What is being asked | Could you copy every record exactly, leaving the pictures behind?

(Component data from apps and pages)

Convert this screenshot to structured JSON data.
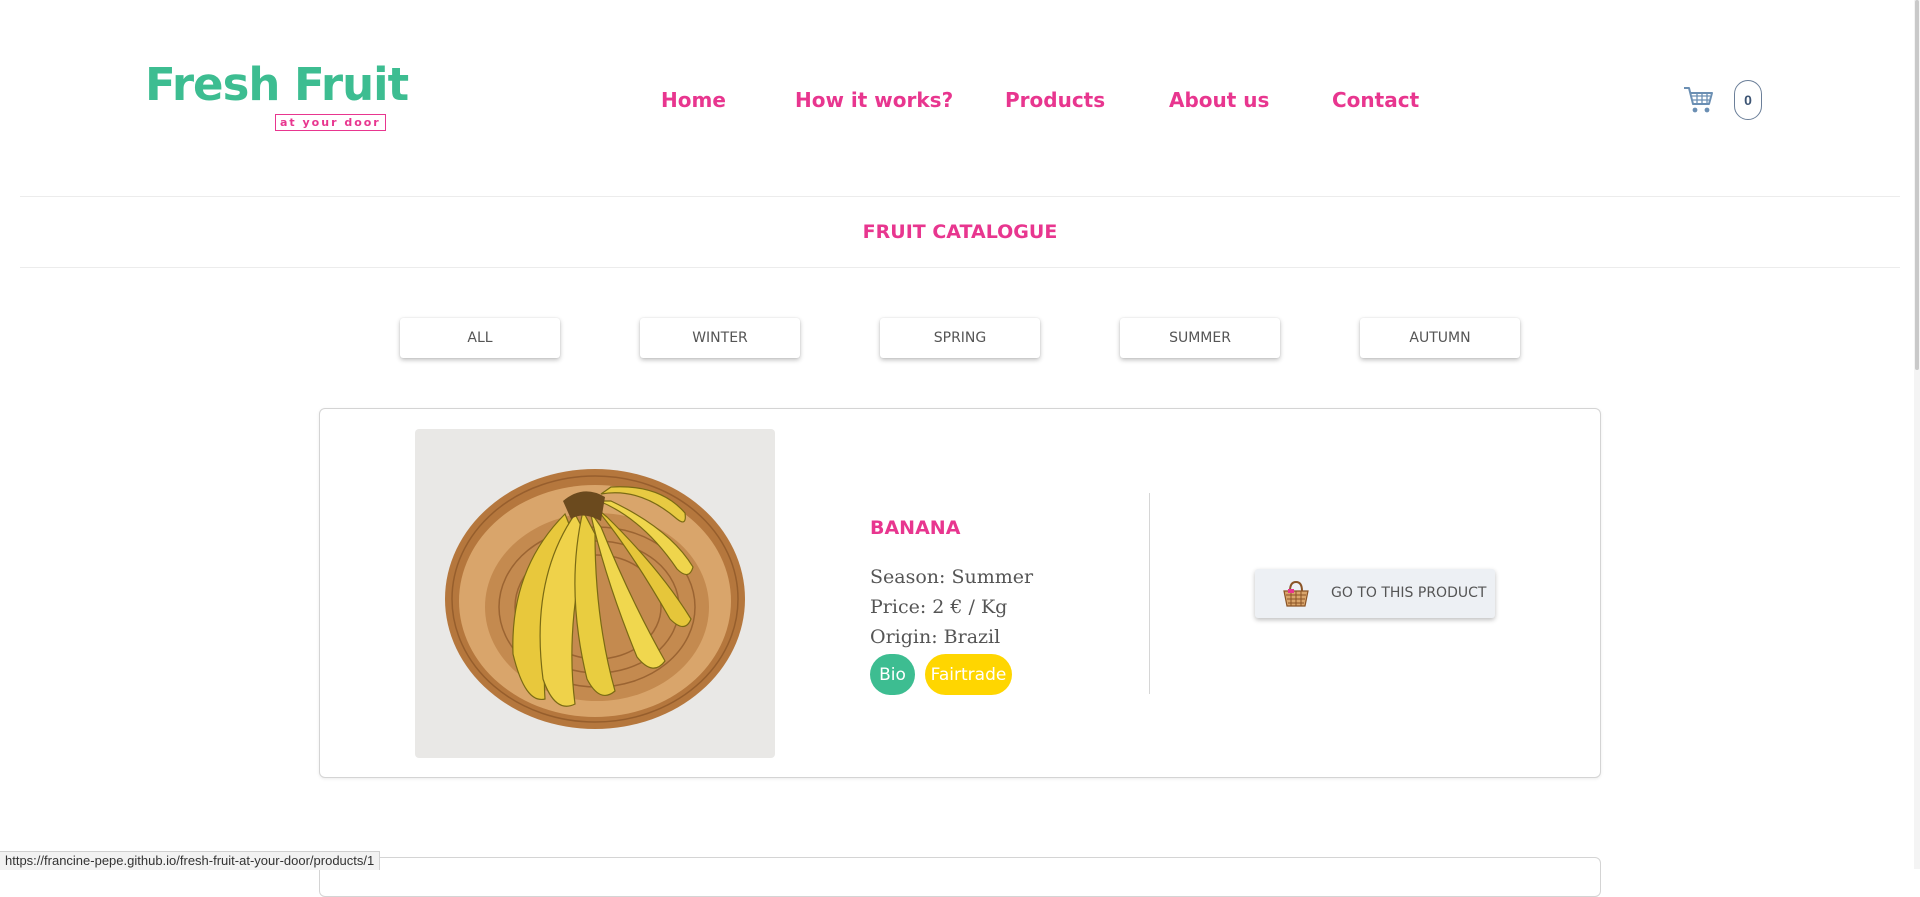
{
  "header": {
    "logo_title": "Fresh Fruit",
    "logo_subtitle": "at your door",
    "nav": [
      "Home",
      "How it works?",
      "Products",
      "About us",
      "Contact"
    ],
    "cart_count": "0",
    "cart_icon": "shopping-cart-icon"
  },
  "catalogue": {
    "title": "FRUIT CATALOGUE",
    "filters": [
      "ALL",
      "WINTER",
      "SPRING",
      "SUMMER",
      "AUTUMN"
    ]
  },
  "product": {
    "name": "BANANA",
    "season": "Season: Summer",
    "price": "Price: 2 € / Kg",
    "origin": "Origin: Brazil",
    "tags": [
      "Bio",
      "Fairtrade"
    ],
    "button_label": "GO TO THIS PRODUCT",
    "button_icon": "basket-icon"
  },
  "status_bar": {
    "url": "https://francine-pepe.github.io/fresh-fruit-at-your-door/products/1"
  },
  "colors": {
    "brand_green": "#3dbd91",
    "brand_pink": "#e8368f",
    "tag_bio": "#3dbd91",
    "tag_fairtrade": "#ffd600"
  }
}
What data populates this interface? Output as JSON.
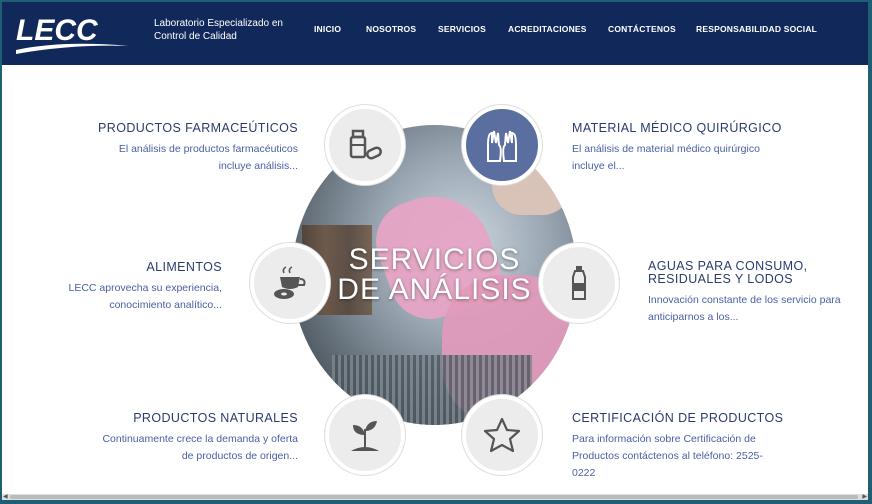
{
  "header": {
    "logo_text": "LECC",
    "tagline": "Laboratorio Especializado en Control de Calidad",
    "nav": [
      "INICIO",
      "NOSOTROS",
      "SERVICIOS",
      "ACREDITACIONES",
      "CONTÁCTENOS",
      "RESPONSABILIDAD SOCIAL"
    ]
  },
  "center": {
    "line1": "SERVICIOS",
    "line2": "DE ANÁLISIS"
  },
  "services": [
    {
      "title": "PRODUCTOS FARMACEÚTICOS",
      "desc": "El análisis de productos farmacéuticos incluye análisis...",
      "icon": "pills-icon"
    },
    {
      "title": "MATERIAL MÉDICO QUIRÚRGICO",
      "desc": "El análisis de material médico quirúrgico incluye el...",
      "icon": "gloves-icon"
    },
    {
      "title": "ALIMENTOS",
      "desc": "LECC aprovecha su experiencia, conocimiento analítico...",
      "icon": "coffee-donut-icon"
    },
    {
      "title": "AGUAS PARA CONSUMO, RESIDUALES Y LODOS",
      "desc": "Innovación constante de los servicio para anticiparnos a los...",
      "icon": "water-bottle-icon"
    },
    {
      "title": "PRODUCTOS NATURALES",
      "desc": "Continuamente crece la demanda y oferta de productos de origen...",
      "icon": "sprout-icon"
    },
    {
      "title": "CERTIFICACIÓN DE PRODUCTOS",
      "desc": "Para información sobre Certificación de Productos contáctenos al teléfono: 2525-0222",
      "icon": "star-icon"
    }
  ],
  "colors": {
    "header_bg": "#11295a",
    "accent": "#5a6f9f",
    "title": "#2b3b6e",
    "desc": "#4a5fa4"
  }
}
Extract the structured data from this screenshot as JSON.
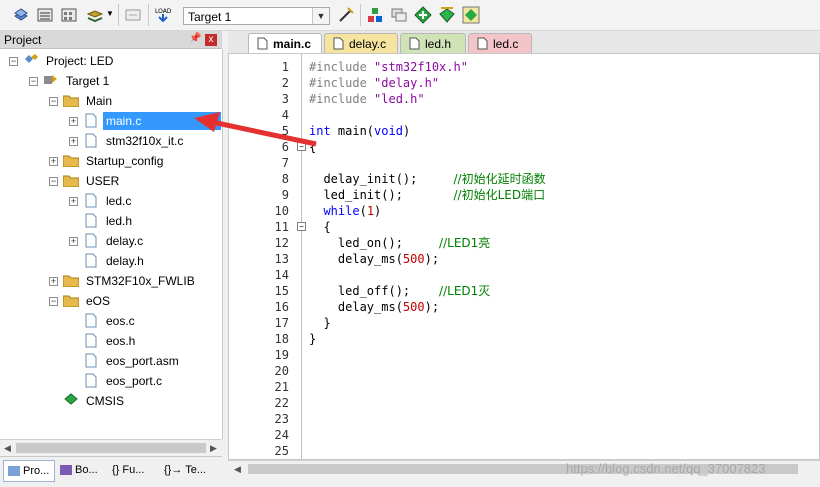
{
  "toolbar": {
    "target": "Target 1",
    "icons": [
      "build-icon",
      "rebuild-icon",
      "batch-build-icon",
      "stack-icon",
      "dropdown-icon",
      "translate-icon",
      "load-icon",
      "target-options-icon",
      "components-icon",
      "manage-icon",
      "pack-installer-icon",
      "select-device-icon",
      "packs-icon"
    ]
  },
  "project_pane": {
    "title": "Project",
    "pin": "☐",
    "close": "x",
    "tree": [
      {
        "label": "Project: LED"
      },
      {
        "label": "Target 1"
      },
      {
        "label": "Main"
      },
      {
        "label": "main.c"
      },
      {
        "label": "stm32f10x_it.c"
      },
      {
        "label": "Startup_config"
      },
      {
        "label": "USER"
      },
      {
        "label": "led.c"
      },
      {
        "label": "led.h"
      },
      {
        "label": "delay.c"
      },
      {
        "label": "delay.h"
      },
      {
        "label": "STM32F10x_FWLIB"
      },
      {
        "label": "eOS"
      },
      {
        "label": "eos.c"
      },
      {
        "label": "eos.h"
      },
      {
        "label": "eos_port.asm"
      },
      {
        "label": "eos_port.c"
      },
      {
        "label": "CMSIS"
      }
    ],
    "bottom_tabs": [
      "Pro...",
      "Bo...",
      "{} Fu...",
      "{}→ Te..."
    ]
  },
  "editor": {
    "tabs": [
      {
        "label": "main.c",
        "color": "#d6e6f7"
      },
      {
        "label": "delay.c",
        "color": "#f5e3a0"
      },
      {
        "label": "led.h",
        "color": "#cfe3b6"
      },
      {
        "label": "led.c",
        "color": "#f3c5c9"
      }
    ],
    "line_numbers": [
      "1",
      "2",
      "3",
      "4",
      "5",
      "6",
      "7",
      "8",
      "9",
      "10",
      "11",
      "12",
      "13",
      "14",
      "15",
      "16",
      "17",
      "18",
      "19",
      "20",
      "21",
      "22",
      "23",
      "24",
      "25"
    ],
    "lines": {
      "l1_pp": "#include ",
      "l1_s": "\"stm32f10x.h\"",
      "l2_pp": "#include ",
      "l2_s": "\"delay.h\"",
      "l3_pp": "#include ",
      "l3_s": "\"led.h\"",
      "l5_kw1": "int",
      "l5_a": " main(",
      "l5_kw2": "void",
      "l5_b": ")",
      "l6": "{",
      "l8_code": "  delay_init();     ",
      "l8_c": "//初始化延时函数",
      "l9_code": "  led_init();       ",
      "l9_c": "//初始化LED端口",
      "l10_kw": "while",
      "l10_a": "(",
      "l10_n": "1",
      "l10_b": ")",
      "l11": "  {",
      "l12_code": "    led_on();     ",
      "l12_c": "//LED1亮",
      "l13_a": "    delay_ms(",
      "l13_n": "500",
      "l13_b": ");",
      "l15_code": "    led_off();    ",
      "l15_c": "//LED1灭",
      "l16_a": "    delay_ms(",
      "l16_n": "500",
      "l16_b": ");",
      "l17": "  }",
      "l18": "}"
    }
  },
  "watermark": "https://blog.csdn.net/qq_37007823"
}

Exercise output |
Convert this screenshot to structured JSON data.
{
  "header": {
    "logo_title": "Fresh Fruit",
    "logo_subtitle": "at your door",
    "nav": [
      "Home",
      "How it works?",
      "Products",
      "About us",
      "Contact"
    ],
    "cart_count": "0",
    "cart_icon": "shopping-cart-icon"
  },
  "catalogue": {
    "title": "FRUIT CATALOGUE",
    "filters": [
      "ALL",
      "WINTER",
      "SPRING",
      "SUMMER",
      "AUTUMN"
    ]
  },
  "product": {
    "name": "BANANA",
    "season": "Season: Summer",
    "price": "Price: 2 € / Kg",
    "origin": "Origin: Brazil",
    "tags": [
      "Bio",
      "Fairtrade"
    ],
    "button_label": "GO TO THIS PRODUCT",
    "button_icon": "basket-icon"
  },
  "status_bar": {
    "url": "https://francine-pepe.github.io/fresh-fruit-at-your-door/products/1"
  },
  "colors": {
    "brand_green": "#3dbd91",
    "brand_pink": "#e8368f",
    "tag_bio": "#3dbd91",
    "tag_fairtrade": "#ffd600"
  }
}
What data populates this interface? Output as JSON.
{
  "header": {
    "logo_text": "LECC",
    "tagline": "Laboratorio Especializado en Control de Calidad",
    "nav": [
      "INICIO",
      "NOSOTROS",
      "SERVICIOS",
      "ACREDITACIONES",
      "CONTÁCTENOS",
      "RESPONSABILIDAD SOCIAL"
    ]
  },
  "center": {
    "line1": "SERVICIOS",
    "line2": "DE ANÁLISIS"
  },
  "services": [
    {
      "title": "PRODUCTOS FARMACEÚTICOS",
      "desc": "El análisis de productos farmacéuticos incluye análisis...",
      "icon": "pills-icon"
    },
    {
      "title": "MATERIAL MÉDICO QUIRÚRGICO",
      "desc": "El análisis de material médico quirúrgico incluye el...",
      "icon": "gloves-icon"
    },
    {
      "title": "ALIMENTOS",
      "desc": "LECC aprovecha su experiencia, conocimiento analítico...",
      "icon": "coffee-donut-icon"
    },
    {
      "title": "AGUAS PARA CONSUMO, RESIDUALES Y LODOS",
      "desc": "Innovación constante de los servicio para anticiparnos a los...",
      "icon": "water-bottle-icon"
    },
    {
      "title": "PRODUCTOS NATURALES",
      "desc": "Continuamente crece la demanda y oferta de productos de origen...",
      "icon": "sprout-icon"
    },
    {
      "title": "CERTIFICACIÓN DE PRODUCTOS",
      "desc": "Para información sobre Certificación de Productos contáctenos al teléfono: 2525-0222",
      "icon": "star-icon"
    }
  ],
  "colors": {
    "header_bg": "#11295a",
    "accent": "#5a6f9f",
    "title": "#2b3b6e",
    "desc": "#4a5fa4"
  }
}
Extract the structured data from this screenshot as JSON.
{
  "toolbar": {
    "target": "Target 1",
    "icons": [
      "build-icon",
      "rebuild-icon",
      "batch-build-icon",
      "stack-icon",
      "dropdown-icon",
      "translate-icon",
      "load-icon",
      "target-options-icon",
      "components-icon",
      "manage-icon",
      "pack-installer-icon",
      "select-device-icon",
      "packs-icon"
    ]
  },
  "project_pane": {
    "title": "Project",
    "pin": "☐",
    "close": "x",
    "tree": [
      {
        "label": "Project: LED"
      },
      {
        "label": "Target 1"
      },
      {
        "label": "Main"
      },
      {
        "label": "main.c"
      },
      {
        "label": "stm32f10x_it.c"
      },
      {
        "label": "Startup_config"
      },
      {
        "label": "USER"
      },
      {
        "label": "led.c"
      },
      {
        "label": "led.h"
      },
      {
        "label": "delay.c"
      },
      {
        "label": "delay.h"
      },
      {
        "label": "STM32F10x_FWLIB"
      },
      {
        "label": "eOS"
      },
      {
        "label": "eos.c"
      },
      {
        "label": "eos.h"
      },
      {
        "label": "eos_port.asm"
      },
      {
        "label": "eos_port.c"
      },
      {
        "label": "CMSIS"
      }
    ],
    "bottom_tabs": [
      "Pro...",
      "Bo...",
      "{} Fu...",
      "{}→ Te..."
    ]
  },
  "editor": {
    "tabs": [
      {
        "label": "main.c",
        "color": "#d6e6f7"
      },
      {
        "label": "delay.c",
        "color": "#f5e3a0"
      },
      {
        "label": "led.h",
        "color": "#cfe3b6"
      },
      {
        "label": "led.c",
        "color": "#f3c5c9"
      }
    ],
    "line_numbers": [
      "1",
      "2",
      "3",
      "4",
      "5",
      "6",
      "7",
      "8",
      "9",
      "10",
      "11",
      "12",
      "13",
      "14",
      "15",
      "16",
      "17",
      "18",
      "19",
      "20",
      "21",
      "22",
      "23",
      "24",
      "25"
    ],
    "lines": {
      "l1_pp": "#include ",
      "l1_s": "\"stm32f10x.h\"",
      "l2_pp": "#include ",
      "l2_s": "\"delay.h\"",
      "l3_pp": "#include ",
      "l3_s": "\"led.h\"",
      "l5_kw1": "int",
      "l5_a": " main(",
      "l5_kw2": "void",
      "l5_b": ")",
      "l6": "{",
      "l8_code": "  delay_init();     ",
      "l8_c": "//初始化延时函数",
      "l9_code": "  led_init();       ",
      "l9_c": "//初始化LED端口",
      "l10_kw": "while",
      "l10_a": "(",
      "l10_n": "1",
      "l10_b": ")",
      "l11": "  {",
      "l12_code": "    led_on();     ",
      "l12_c": "//LED1亮",
      "l13_a": "    delay_ms(",
      "l13_n": "500",
      "l13_b": ");",
      "l15_code": "    led_off();    ",
      "l15_c": "//LED1灭",
      "l16_a": "    delay_ms(",
      "l16_n": "500",
      "l16_b": ");",
      "l17": "  }",
      "l18": "}"
    }
  },
  "watermark": "https://blog.csdn.net/qq_37007823"
}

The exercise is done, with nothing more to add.